Many have pounced on the treatment of a scene from Bezos’s childhood, when he brought his grandmother to tears by calculating the years of her life she’d lost from smoking. The Times left off in the middle of that story, as Bezos told it in a commencement speech, when his grandfather admonished the 9-year-old for being clever rather than kind. It was either a careless mistake by the paper, or a reflection of not so much factual error, but selective omission, which then raises doubt about the sources they selected.
There have already been several Times follow-up stories, addressing the negative response from Bezos and his employees, the reaction from readers, and a front-page story yesterday on the “brutal competition” endemic to corporate America. That article reads in some places almost like a partial retraction, or at least a pointed backpeddling:
“The account appeared to put Amazon at odds with recent workplace trends, but the reality, experts say, is not nearly so neat: Grueling competition remains perhaps the defining feature of the upper echelon in today’s white-collar workplace.”
For readers, the Times description of Amazon’s “singular way of working” was indeed not looking so neat anymore.
But Kantor and Streitfeld painted Amazon as a sizable step beyond having rigorous standards. Included with tales of workers “weeping” at their desk or engaged in petty competitiveness are allegations of gender bias and appalling stories of family illness or medical emergencies being met with indifference or hostility. That sort of anecdote demands publicity regardless of whether it’s the company norm, but futher explanation by the Times as to why these victims didn’t sue or call attention to it previously would have helped. In addition to saying that “such responses to employees’ crises were ‘not our policy or practice,’” Amazon provided the Times with a top recruit who described “the strong support” she got while her husband battled cancer.

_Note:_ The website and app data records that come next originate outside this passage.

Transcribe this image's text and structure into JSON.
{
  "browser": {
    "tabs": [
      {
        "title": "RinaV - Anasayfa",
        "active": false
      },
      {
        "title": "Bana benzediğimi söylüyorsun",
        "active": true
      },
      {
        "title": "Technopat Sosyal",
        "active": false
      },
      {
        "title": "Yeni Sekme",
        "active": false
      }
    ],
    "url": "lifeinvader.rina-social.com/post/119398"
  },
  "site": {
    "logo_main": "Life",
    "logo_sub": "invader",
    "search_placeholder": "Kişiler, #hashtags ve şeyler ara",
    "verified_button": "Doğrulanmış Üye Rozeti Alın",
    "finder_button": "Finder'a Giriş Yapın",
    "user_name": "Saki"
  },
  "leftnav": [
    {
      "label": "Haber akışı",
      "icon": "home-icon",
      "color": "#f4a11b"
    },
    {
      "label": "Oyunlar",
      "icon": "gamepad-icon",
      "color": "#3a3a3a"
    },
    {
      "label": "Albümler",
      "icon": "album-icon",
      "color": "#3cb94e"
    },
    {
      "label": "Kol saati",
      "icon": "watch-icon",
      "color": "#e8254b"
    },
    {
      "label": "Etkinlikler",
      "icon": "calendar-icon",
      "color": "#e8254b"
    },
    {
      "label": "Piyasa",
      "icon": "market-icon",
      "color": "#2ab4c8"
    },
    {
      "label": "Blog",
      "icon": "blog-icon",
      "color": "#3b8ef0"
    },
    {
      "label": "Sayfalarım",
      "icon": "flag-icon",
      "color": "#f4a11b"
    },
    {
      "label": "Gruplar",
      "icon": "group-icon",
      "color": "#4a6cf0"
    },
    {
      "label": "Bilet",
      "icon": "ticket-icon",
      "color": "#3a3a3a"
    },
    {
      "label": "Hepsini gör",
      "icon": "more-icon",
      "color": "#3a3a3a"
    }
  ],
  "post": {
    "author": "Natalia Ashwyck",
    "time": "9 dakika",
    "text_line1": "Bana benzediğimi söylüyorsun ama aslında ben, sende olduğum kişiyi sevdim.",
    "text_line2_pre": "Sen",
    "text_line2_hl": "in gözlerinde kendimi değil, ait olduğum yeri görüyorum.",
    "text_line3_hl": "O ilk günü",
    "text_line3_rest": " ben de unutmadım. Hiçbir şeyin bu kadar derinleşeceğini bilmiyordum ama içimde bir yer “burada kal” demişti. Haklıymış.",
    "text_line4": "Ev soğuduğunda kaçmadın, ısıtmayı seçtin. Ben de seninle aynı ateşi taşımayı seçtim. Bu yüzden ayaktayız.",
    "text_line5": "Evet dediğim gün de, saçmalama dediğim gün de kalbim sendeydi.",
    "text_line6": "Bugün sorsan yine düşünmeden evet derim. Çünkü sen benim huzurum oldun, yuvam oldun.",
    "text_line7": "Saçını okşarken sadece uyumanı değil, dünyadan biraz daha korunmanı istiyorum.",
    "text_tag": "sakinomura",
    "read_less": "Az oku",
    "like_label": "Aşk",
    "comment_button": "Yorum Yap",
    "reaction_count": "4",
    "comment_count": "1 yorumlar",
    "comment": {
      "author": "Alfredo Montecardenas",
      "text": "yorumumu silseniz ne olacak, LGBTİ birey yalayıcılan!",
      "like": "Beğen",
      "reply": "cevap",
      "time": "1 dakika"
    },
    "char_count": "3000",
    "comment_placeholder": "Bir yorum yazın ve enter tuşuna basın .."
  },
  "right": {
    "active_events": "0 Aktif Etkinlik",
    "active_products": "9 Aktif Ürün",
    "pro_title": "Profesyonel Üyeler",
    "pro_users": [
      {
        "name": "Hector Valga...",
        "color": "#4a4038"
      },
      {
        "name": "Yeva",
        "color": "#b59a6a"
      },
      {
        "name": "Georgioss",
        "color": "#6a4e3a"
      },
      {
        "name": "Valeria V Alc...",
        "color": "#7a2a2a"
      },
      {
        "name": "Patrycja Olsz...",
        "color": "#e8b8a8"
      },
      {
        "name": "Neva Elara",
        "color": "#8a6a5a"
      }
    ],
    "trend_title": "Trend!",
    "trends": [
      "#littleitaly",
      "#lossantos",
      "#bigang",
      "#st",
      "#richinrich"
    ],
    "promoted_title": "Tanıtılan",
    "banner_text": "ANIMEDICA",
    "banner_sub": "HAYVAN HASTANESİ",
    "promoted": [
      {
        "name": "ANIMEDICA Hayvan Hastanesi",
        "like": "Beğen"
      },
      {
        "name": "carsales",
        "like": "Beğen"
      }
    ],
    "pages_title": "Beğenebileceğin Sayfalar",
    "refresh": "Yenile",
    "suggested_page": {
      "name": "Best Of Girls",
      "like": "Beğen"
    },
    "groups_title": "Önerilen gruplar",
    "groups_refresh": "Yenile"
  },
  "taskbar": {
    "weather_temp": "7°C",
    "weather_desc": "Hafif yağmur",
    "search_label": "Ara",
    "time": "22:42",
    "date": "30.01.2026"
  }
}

It’s a unique form of insult to respond to somebody being brutalized by highlighting somebody who wasn’t.
One of the more dubious rebuttals to the Times story came from Jay Carney, the former Time reporter and Obama Administration press secretary, who five months ago became Amazon’s senior vice president for global corporate affairs. Appearing on CBS “This Morning,” Carney said, “I think the fundamental flaw in the story is the suggestion that any company that had the kind of culture that The New York Times wrote about … could survive and thrive in today’s marketplace.”
It would be easier to understand Carney if he addressed specific critiques within that “kind of culture.” If he’s responding at least in part to gender bias, then he should note that, historically, discrimination doesn’t preclude profitability. If he’s responding to unreasonable productivity demands, he should note that banks can recruit highly talented, enthusiastic students then work them to death.
The Times deserves credit for exposing cautionary tales within a big, secretive company, which also serve as a cautionary note about the entire industry. But being forthcoming about the context of those insights would benefit from caution, too.